Stored entries =>

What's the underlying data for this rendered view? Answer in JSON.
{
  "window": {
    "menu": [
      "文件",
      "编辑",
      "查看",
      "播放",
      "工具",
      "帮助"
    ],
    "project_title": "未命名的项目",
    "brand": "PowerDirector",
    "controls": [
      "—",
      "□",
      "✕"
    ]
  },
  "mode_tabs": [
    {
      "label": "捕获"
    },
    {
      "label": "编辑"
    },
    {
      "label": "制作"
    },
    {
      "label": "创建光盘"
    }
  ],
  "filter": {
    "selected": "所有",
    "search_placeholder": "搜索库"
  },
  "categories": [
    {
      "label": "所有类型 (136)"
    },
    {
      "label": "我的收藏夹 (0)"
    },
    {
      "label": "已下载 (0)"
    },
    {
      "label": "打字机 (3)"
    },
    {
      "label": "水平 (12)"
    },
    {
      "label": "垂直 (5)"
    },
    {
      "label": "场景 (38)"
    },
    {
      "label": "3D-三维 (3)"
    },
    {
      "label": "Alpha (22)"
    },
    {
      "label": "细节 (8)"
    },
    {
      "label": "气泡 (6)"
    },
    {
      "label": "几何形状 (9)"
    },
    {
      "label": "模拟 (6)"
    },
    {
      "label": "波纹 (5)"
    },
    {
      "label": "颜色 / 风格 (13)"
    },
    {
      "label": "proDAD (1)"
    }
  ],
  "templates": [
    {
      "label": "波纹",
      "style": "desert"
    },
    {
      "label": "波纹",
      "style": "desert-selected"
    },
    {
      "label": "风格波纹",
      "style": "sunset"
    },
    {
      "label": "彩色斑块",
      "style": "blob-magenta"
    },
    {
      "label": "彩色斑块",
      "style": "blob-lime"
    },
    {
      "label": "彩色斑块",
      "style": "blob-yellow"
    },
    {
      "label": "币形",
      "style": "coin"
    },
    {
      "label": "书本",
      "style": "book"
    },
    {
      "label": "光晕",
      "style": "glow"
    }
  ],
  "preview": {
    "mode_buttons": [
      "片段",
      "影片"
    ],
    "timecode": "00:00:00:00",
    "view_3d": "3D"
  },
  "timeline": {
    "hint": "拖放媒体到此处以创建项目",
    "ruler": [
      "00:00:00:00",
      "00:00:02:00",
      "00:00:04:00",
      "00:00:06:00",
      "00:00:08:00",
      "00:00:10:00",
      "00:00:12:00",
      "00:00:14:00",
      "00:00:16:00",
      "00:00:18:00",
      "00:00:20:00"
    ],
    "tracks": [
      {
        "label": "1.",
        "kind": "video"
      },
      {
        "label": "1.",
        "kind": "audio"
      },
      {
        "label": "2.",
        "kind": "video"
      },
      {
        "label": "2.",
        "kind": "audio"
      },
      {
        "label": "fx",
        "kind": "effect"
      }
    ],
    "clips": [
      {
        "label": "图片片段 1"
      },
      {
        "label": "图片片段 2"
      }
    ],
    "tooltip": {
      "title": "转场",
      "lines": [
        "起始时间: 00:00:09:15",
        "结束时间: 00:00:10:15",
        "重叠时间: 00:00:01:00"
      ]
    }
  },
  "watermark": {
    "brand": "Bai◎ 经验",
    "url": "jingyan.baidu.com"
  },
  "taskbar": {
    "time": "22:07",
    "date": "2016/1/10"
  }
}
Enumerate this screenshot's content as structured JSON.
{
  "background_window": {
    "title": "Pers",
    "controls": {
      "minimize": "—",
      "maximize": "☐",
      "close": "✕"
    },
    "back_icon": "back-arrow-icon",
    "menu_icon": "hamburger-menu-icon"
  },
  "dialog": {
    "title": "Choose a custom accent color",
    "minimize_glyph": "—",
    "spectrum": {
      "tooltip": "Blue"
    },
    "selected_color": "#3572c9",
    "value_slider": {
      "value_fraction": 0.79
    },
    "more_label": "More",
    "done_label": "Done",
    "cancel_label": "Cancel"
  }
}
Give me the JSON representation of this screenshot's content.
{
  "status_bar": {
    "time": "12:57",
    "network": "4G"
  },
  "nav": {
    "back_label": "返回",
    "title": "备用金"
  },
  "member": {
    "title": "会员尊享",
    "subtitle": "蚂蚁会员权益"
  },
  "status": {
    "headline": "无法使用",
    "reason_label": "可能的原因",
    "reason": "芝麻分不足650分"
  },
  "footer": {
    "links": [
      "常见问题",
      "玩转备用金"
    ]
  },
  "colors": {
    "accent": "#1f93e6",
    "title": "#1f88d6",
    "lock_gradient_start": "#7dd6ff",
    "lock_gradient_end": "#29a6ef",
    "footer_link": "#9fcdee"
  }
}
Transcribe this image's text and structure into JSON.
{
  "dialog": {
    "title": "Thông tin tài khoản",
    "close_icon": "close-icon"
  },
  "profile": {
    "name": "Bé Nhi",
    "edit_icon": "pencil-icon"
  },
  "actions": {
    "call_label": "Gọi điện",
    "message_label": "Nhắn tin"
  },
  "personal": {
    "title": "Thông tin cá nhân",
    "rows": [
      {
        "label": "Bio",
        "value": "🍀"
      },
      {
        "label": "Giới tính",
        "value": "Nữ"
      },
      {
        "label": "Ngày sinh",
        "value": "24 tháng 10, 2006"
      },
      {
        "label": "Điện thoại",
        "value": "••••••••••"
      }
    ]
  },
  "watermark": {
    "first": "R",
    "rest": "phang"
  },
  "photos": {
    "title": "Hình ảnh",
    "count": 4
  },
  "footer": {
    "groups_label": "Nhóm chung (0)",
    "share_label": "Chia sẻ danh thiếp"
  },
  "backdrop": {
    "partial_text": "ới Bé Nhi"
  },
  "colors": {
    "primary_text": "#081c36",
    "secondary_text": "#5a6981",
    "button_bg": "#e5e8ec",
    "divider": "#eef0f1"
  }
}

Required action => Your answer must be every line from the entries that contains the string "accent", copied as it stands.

Exercise solution =>
    "title": "Choose a custom accent color",
    "accent": "#1f93e6",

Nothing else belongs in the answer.